*Macsyma* an MIT-based symbolic computation program to which he

added many routines, one of which was **Affine** a package that

allowed to do *Groebner-like* computations in non-commutative

algebras (implementing *Bergman’s diamond lemma*) and which he

needed to get a grip on *3-dimensional Artin-Schelter regular
algebras*. Michel and me convinced Fred to acquire funds to

buy us a work-station (costing at the time 20 to 30 iMacs) and have Bill

flown in from the States with his tape of

*maxima*and let him

*port*it to our

*Dec-station*. Antwerp was probably for years

the only place in the world (apart from MIT) where one could do

calculations in

*affine*(probably highly illegal at the time).
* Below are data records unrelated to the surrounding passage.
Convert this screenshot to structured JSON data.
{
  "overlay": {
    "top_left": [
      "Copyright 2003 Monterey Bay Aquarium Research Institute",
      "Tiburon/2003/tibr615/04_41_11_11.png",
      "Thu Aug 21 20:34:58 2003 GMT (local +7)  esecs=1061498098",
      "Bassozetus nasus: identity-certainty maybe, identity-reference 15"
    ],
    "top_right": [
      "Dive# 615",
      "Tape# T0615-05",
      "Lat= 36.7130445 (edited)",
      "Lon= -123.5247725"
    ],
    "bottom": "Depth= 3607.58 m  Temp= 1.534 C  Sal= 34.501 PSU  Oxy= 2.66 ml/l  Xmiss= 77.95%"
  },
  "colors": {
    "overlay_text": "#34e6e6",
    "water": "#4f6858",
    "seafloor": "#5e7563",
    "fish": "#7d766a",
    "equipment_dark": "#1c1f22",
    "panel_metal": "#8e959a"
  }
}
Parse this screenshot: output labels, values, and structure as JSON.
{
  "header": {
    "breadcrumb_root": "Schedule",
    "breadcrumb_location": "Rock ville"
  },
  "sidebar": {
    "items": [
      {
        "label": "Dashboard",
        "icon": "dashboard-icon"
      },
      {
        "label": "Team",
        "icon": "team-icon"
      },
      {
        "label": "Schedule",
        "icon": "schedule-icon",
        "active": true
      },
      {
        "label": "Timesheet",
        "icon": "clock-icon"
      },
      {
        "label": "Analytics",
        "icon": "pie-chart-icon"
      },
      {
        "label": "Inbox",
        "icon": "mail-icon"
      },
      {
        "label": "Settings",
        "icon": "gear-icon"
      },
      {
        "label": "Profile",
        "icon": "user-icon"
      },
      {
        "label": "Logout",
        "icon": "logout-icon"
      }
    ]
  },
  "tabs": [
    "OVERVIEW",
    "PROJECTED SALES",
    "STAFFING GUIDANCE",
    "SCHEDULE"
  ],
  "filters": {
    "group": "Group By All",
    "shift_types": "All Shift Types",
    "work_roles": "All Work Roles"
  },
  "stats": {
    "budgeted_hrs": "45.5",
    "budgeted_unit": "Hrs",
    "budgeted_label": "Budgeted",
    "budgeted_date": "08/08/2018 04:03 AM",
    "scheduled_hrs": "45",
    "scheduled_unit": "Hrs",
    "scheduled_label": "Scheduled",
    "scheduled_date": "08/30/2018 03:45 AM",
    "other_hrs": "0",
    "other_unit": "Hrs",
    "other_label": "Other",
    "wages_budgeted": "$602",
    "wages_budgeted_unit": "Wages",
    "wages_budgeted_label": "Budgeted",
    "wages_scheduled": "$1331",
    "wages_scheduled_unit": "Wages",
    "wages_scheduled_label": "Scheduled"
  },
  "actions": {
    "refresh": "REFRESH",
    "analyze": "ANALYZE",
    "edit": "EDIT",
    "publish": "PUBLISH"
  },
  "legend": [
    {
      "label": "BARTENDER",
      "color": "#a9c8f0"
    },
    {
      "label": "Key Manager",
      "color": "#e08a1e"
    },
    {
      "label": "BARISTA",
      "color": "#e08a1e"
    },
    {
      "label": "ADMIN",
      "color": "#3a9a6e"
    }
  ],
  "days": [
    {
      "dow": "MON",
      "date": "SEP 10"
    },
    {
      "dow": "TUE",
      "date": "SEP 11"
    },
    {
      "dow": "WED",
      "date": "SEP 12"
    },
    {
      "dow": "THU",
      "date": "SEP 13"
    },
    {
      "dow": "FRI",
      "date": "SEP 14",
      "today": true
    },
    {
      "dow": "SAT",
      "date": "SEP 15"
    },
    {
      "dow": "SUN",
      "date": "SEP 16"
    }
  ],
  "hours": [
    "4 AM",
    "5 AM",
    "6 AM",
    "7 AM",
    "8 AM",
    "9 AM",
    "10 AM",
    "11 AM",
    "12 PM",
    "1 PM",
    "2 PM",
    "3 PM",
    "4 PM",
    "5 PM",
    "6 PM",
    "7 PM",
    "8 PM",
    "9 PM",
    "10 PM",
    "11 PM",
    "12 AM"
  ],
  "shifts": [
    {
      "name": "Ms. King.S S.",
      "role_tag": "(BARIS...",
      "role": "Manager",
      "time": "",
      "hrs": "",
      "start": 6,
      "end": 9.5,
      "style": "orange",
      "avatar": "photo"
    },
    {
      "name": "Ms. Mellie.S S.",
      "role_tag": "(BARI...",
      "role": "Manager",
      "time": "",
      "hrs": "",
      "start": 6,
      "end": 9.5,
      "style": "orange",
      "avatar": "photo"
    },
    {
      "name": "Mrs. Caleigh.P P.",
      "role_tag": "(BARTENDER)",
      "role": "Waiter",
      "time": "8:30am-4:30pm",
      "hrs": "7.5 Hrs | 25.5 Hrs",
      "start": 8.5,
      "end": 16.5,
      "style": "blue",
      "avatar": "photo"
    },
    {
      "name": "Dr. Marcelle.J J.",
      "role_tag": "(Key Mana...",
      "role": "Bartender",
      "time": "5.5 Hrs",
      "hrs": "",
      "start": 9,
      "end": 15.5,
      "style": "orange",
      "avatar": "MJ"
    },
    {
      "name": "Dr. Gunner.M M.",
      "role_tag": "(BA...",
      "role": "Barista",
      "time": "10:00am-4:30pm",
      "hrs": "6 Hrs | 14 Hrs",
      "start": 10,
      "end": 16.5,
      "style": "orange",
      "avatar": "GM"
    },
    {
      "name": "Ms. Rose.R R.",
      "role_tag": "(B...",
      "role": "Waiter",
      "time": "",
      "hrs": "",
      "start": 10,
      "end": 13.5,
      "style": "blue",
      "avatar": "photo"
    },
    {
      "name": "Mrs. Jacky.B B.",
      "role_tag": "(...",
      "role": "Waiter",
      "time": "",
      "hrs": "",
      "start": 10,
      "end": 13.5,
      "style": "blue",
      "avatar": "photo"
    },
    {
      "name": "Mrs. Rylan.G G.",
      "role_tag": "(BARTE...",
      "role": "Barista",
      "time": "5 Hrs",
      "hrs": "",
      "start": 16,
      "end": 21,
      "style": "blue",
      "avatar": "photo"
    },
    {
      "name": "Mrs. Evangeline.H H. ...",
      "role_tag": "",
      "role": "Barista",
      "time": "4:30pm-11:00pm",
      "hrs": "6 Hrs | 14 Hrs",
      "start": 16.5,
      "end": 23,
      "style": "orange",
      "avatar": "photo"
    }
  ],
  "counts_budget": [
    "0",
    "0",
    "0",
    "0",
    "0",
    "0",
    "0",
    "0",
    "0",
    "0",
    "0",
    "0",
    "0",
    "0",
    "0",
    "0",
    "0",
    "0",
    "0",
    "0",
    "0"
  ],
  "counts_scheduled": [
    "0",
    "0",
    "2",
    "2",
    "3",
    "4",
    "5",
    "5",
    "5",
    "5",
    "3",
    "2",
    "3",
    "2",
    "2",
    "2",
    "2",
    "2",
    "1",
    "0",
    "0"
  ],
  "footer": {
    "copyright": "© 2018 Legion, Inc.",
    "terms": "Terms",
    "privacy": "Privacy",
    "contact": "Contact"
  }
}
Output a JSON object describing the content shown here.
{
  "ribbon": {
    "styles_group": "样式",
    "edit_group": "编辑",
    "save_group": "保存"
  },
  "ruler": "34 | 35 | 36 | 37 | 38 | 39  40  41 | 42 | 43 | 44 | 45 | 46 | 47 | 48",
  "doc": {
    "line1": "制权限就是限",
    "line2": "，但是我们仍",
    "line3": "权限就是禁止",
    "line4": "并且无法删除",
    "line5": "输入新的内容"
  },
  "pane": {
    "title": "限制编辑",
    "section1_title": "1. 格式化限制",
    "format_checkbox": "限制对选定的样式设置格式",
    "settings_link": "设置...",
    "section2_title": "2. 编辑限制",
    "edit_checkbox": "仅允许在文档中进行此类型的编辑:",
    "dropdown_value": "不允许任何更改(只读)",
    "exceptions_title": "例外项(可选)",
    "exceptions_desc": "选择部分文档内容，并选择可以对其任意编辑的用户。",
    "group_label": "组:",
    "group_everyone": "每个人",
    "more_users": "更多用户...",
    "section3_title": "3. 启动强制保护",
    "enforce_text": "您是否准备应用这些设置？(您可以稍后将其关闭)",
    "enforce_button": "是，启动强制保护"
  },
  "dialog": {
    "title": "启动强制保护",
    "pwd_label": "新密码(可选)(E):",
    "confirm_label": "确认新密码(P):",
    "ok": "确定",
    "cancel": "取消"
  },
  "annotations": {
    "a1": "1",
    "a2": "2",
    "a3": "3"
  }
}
Still, lots of people benefitted from this, among others Michaela

Vancliff and Kristel Van Rompay in their investigation

of 4-dimensional Artin-Schelter regular algebras associated to an

automorphism of a quadric in three-dimensional projective space.

Yesterday I ran into Bill (alas virtually) by browsing the

*crypto*-category of

*Fink*. There it was, maxima, Bill’s package! I tried to install it

with the Fink Commander and failed but succeeded from the command line.

So, if you want to have your own version of it type

sudo fink install maxima

from the Terminal and it will install without

problems (giving you also a working copy of common lisp). Unfortunately

I do not remember too much of Macsyma or Affine but there is plenty of

documentation on the net. Manuals and user guides can be obtained from

the maxima homepage and the University of Texas

(Bill’s university) maintains an online manual, including a cryptic description of

some *Affine-commands*. But probably I’ll have to send Michaela an

email asking for some guidance on this… Here, as a tribute to Bill who

died in july 2001 the opening banner

iMacLieven:~ lieven$ /sw/bin/maxima Maxima 5.9.0 http://maxima.sourceforge.net Distributed under the GNU Public License. See the file COPYING. Dedicated to the memory of William Schelter. This is a development version of Maxima. The function bug_report() provides bug reporting information. (C1)Comments closed

Yesterday I made reservations for lecture rooms to run the

master class on non-commutative geometry sponsored by the ESF-NOG project. We have a lecture room on

monday- and wednesday afternoon and friday the whole day which should be

enough. I will run two courses in the program : *non-commutative
geometry* and

*projects in non-commutative geometry*both 30

hours. I hope that Raf Bocklandt will do most of the work on the

*Geometric invariant theory*course so that my contribution to it

can be minimal. Here are the first ideas of topics I want to cover in my

courses. As always, all suggestions are wellcome (just add a

*comment*).

**non-commutative geometry** : As

I am running this course jointly with Markus Reineke and as Markus will give a

mini-course on his work on non-commutative Hilbert schemes, I will explain

the theory of *formally smooth algebras*. I will cover most of the

paper by Joachim Cuntz and Daniel Quillen “Algebra extensions and

nonsingularity”, Journal of AMS, v.8, no. 2, 1995, 251?289. Further,

I’ll do the first section of the paper by Alexander Rosenberg and Maxim Kontsevich,

“Noncommutative smooth spaces“. Then, I will

explain some of my own work including the “One

quiver to rule them all” paper and my recent attempts to classify

all formally smooth algebras up to non-commutative birational

equivalence. When dealing with the last topic I will explain some of Aidan Schofield‘s paper

“Birational classification of moduli spaces of representations of quivers“.

**projects in
non-commutative geometry** : This is one of the two courses (the other

being “projects in non-commutative algebra” run by Fred Van Oystaeyen)

for which the students have to write a paper so I will take as the topic

of my talks the application of non-commutative geometry (in particular

the theory of orders in central simple algebras) to the resolution of

commutative singularities and ask the students to carry out the detailed

analysis for one of the following important classes of examples :

quantum groups at roots of unity, deformed preprojective algebras or

symplectic reflexion algebras. I will explain in much more detail three talks I gave on the subject last fall in

Luminy. But I will begin with more background material on central simple

algebras and orders.